▶ _EXERCISE_:
Can you reproduce the data beneath, keeping every line exact?

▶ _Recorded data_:
BEGIN

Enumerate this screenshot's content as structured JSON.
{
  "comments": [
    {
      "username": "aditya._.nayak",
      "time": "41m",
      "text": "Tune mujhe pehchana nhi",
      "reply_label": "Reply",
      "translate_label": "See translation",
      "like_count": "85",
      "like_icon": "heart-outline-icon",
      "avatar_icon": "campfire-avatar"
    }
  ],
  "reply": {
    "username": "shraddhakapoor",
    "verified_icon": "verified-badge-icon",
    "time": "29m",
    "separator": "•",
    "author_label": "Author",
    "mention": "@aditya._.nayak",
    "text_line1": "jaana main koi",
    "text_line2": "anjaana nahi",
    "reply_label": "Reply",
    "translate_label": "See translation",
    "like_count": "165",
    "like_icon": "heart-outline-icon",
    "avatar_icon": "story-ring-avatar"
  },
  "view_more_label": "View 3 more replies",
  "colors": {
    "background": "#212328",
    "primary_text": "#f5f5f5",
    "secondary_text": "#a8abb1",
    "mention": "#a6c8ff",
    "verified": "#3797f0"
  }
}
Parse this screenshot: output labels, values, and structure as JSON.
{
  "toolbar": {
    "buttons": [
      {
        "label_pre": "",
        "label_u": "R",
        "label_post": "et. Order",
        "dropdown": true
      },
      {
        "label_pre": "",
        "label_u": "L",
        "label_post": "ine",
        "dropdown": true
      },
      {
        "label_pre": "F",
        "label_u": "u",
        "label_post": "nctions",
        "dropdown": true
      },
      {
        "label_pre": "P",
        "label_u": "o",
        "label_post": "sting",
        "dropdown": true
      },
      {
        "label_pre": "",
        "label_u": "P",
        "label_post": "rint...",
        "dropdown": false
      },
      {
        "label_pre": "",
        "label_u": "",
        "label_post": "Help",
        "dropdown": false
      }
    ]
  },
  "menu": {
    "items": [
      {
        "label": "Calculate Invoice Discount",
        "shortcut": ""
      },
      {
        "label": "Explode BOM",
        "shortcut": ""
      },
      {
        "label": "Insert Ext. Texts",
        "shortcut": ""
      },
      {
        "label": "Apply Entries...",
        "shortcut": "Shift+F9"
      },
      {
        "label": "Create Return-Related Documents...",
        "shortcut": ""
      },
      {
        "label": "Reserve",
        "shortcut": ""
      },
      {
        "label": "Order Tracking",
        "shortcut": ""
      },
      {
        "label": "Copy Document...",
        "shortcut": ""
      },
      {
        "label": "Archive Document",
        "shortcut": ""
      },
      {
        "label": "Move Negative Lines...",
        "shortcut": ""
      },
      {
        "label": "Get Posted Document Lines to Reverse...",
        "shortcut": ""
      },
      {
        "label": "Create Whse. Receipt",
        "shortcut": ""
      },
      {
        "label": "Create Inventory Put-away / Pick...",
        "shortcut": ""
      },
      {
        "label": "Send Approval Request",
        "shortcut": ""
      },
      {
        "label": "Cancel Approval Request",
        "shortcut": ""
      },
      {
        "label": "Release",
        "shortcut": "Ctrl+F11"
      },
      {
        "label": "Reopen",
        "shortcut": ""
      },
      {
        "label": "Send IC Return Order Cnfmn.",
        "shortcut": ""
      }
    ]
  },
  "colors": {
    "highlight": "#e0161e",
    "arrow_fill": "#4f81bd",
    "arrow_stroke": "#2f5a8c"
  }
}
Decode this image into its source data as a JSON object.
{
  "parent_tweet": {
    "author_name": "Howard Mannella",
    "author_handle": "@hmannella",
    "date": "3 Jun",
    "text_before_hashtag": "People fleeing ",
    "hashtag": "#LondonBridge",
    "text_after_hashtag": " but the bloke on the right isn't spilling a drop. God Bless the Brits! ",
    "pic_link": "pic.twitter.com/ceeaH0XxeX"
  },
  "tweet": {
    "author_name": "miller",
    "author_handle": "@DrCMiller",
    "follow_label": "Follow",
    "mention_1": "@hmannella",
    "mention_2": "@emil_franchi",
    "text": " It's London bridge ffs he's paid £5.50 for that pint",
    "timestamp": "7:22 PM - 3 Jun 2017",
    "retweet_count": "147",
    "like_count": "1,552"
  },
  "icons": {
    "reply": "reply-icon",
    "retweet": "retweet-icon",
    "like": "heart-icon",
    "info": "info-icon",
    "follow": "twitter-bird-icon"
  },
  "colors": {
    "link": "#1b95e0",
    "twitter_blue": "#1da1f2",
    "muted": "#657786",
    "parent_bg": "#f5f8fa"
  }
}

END

▶ _YOUR SOLUTION_:
Enumerate this screenshot's content as structured JSON.
{
  "comments": [
    {
      "username": "aditya._.nayak",
      "time": "41m",
      "text": "Tune mujhe pehchana nhi",
      "reply_label": "Reply",
      "translate_label": "See translation",
      "like_count": "85",
      "like_icon": "heart-outline-icon",
      "avatar_icon": "campfire-avatar"
    }
  ],
  "reply": {
    "username": "shraddhakapoor",
    "verified_icon": "verified-badge-icon",
    "time": "29m",
    "separator": "•",
    "author_label": "Author",
    "mention": "@aditya._.nayak",
    "text_line1": "jaana main koi",
    "text_line2": "anjaana nahi",
    "reply_label": "Reply",
    "translate_label": "See translation",
    "like_count": "165",
    "like_icon": "heart-outline-icon",
    "avatar_icon": "story-ring-avatar"
  },
  "view_more_label": "View 3 more replies",
  "colors": {
    "background": "#212328",
    "primary_text": "#f5f5f5",
    "secondary_text": "#a8abb1",
    "mention": "#a6c8ff",
    "verified": "#3797f0"
  }
}
Parse this screenshot: output labels, values, and structure as JSON.
{
  "toolbar": {
    "buttons": [
      {
        "label_pre": "",
        "label_u": "R",
        "label_post": "et. Order",
        "dropdown": true
      },
      {
        "label_pre": "",
        "label_u": "L",
        "label_post": "ine",
        "dropdown": true
      },
      {
        "label_pre": "F",
        "label_u": "u",
        "label_post": "nctions",
        "dropdown": true
      },
      {
        "label_pre": "P",
        "label_u": "o",
        "label_post": "sting",
        "dropdown": true
      },
      {
        "label_pre": "",
        "label_u": "P",
        "label_post": "rint...",
        "dropdown": false
      },
      {
        "label_pre": "",
        "label_u": "",
        "label_post": "Help",
        "dropdown": false
      }
    ]
  },
  "menu": {
    "items": [
      {
        "label": "Calculate Invoice Discount",
        "shortcut": ""
      },
      {
        "label": "Explode BOM",
        "shortcut": ""
      },
      {
        "label": "Insert Ext. Texts",
        "shortcut": ""
      },
      {
        "label": "Apply Entries...",
        "shortcut": "Shift+F9"
      },
      {
        "label": "Create Return-Related Documents...",
        "shortcut": ""
      },
      {
        "label": "Reserve",
        "shortcut": ""
      },
      {
        "label": "Order Tracking",
        "shortcut": ""
      },
      {
        "label": "Copy Document...",
        "shortcut": ""
      },
      {
        "label": "Archive Document",
        "shortcut": ""
      },
      {
        "label": "Move Negative Lines...",
        "shortcut": ""
      },
      {
        "label": "Get Posted Document Lines to Reverse...",
        "shortcut": ""
      },
      {
        "label": "Create Whse. Receipt",
        "shortcut": ""
      },
      {
        "label": "Create Inventory Put-away / Pick...",
        "shortcut": ""
      },
      {
        "label": "Send Approval Request",
        "shortcut": ""
      },
      {
        "label": "Cancel Approval Request",
        "shortcut": ""
      },
      {
        "label": "Release",
        "shortcut": "Ctrl+F11"
      },
      {
        "label": "Reopen",
        "shortcut": ""
      },
      {
        "label": "Send IC Return Order Cnfmn.",
        "shortcut": ""
      }
    ]
  },
  "colors": {
    "highlight": "#e0161e",
    "arrow_fill": "#4f81bd",
    "arrow_stroke": "#2f5a8c"
  }
}
Decode this image into its source data as a JSON object.
{
  "parent_tweet": {
    "author_name": "Howard Mannella",
    "author_handle": "@hmannella",
    "date": "3 Jun",
    "text_before_hashtag": "People fleeing ",
    "hashtag": "#LondonBridge",
    "text_after_hashtag": " but the bloke on the right isn't spilling a drop. God Bless the Brits! ",
    "pic_link": "pic.twitter.com/ceeaH0XxeX"
  },
  "tweet": {
    "author_name": "miller",
    "author_handle": "@DrCMiller",
    "follow_label": "Follow",
    "mention_1": "@hmannella",
    "mention_2": "@emil_franchi",
    "text": " It's London bridge ffs he's paid £5.50 for that pint",
    "timestamp": "7:22 PM - 3 Jun 2017",
    "retweet_count": "147",
    "like_count": "1,552"
  },
  "icons": {
    "reply": "reply-icon",
    "retweet": "retweet-icon",
    "like": "heart-icon",
    "info": "info-icon",
    "follow": "twitter-bird-icon"
  },
  "colors": {
    "link": "#1b95e0",
    "twitter_blue": "#1da1f2",
    "muted": "#657786",
    "parent_bg": "#f5f8fa"
  }
}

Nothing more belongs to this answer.